China has developed its own ‘sustainable’ cotton certification scheme as part of its response to Western criticism of suspected forced labour in the Xinjiang province. According to Global Times, the move marks a watershed moment in the transformation of the global cotton rule-making system, which is now dominated by the West-led Better Cotton Initiative (BCI). China’s goal is to develop a self-sustaining, independent standard and certification system to offset the West’s supremacy.
The China Cotton Association (CCA) has formally inaugurated a new body, the Cotton China Sustainable Development Programme, according to the Global Times, a daily tabloid published by the Chinese Communist Party’s flagship People’s Daily newspaper. The organization’s goal is to combat the use of forced labour by imprisoned Uyghur Muslims in the region that supplies one-fifth of the world’s cotton. In recent months, China has seen a political and consumer reaction in response to publicly expressed concerns about the exploitation of forced labour by companies and the Better Cotton Initiative (BCI).
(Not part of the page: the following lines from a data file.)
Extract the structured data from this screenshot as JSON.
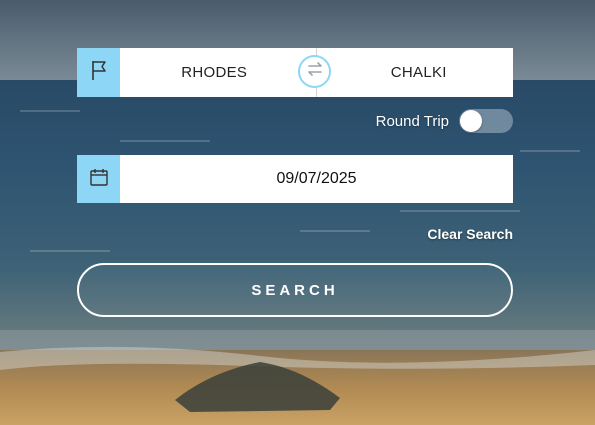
{
  "route": {
    "from": "RHODES",
    "to": "CHALKI",
    "route_icon": "flag-icon",
    "swap_icon": "swap-arrows-icon"
  },
  "round_trip": {
    "label": "Round Trip",
    "enabled": false
  },
  "date": {
    "value": "09/07/2025",
    "icon": "calendar-icon"
  },
  "clear_search_label": "Clear Search",
  "search_label": "SEARCH",
  "colors": {
    "accent": "#8dd6f5",
    "field_bg": "#ffffff",
    "text_light": "#ffffff"
  }
}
The Cotton China Sustainable Development Programme seeks to encourage sustainable cotton production while decreasing reliance on Western standards. According to ‘industry insiders,’ it would give China a considerable say in worldwide pricing and standard-setting. The ultimate goal, they said, was to “challenge the BCI’s guidelines” and promote China’s own sustainable cotton standard, while also enhancing global awareness of China-made textile and clothing.
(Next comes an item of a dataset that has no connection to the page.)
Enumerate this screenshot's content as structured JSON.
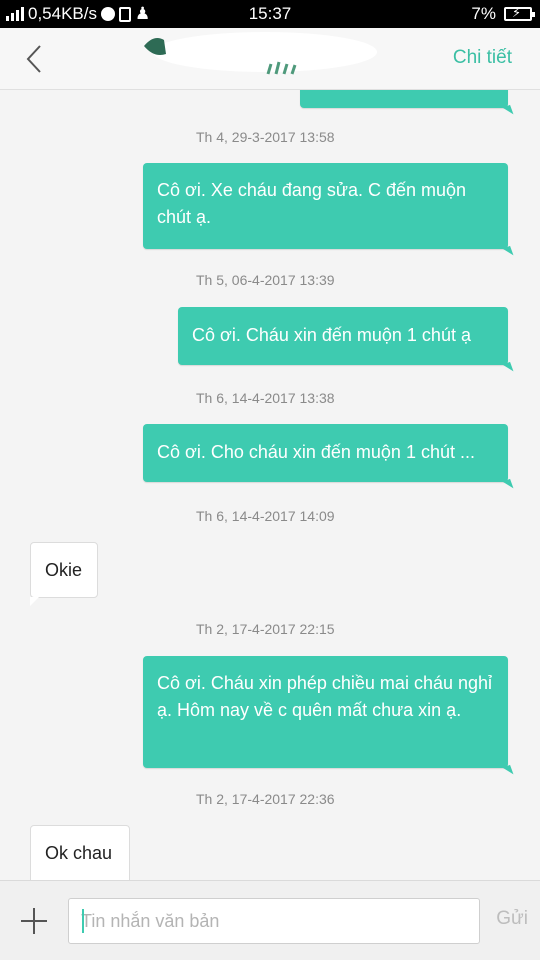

The BCI has stated that it will collaborate with the textile supply chain and brands to create a sustainable cotton industrial chain spanning production, textile and clothing manufacture, and brand sales. China has been putting pressure on it since it announced its withdrawal from the Xinjiang province last October, citing worries about the use of forced labour by Uyghur Muslims.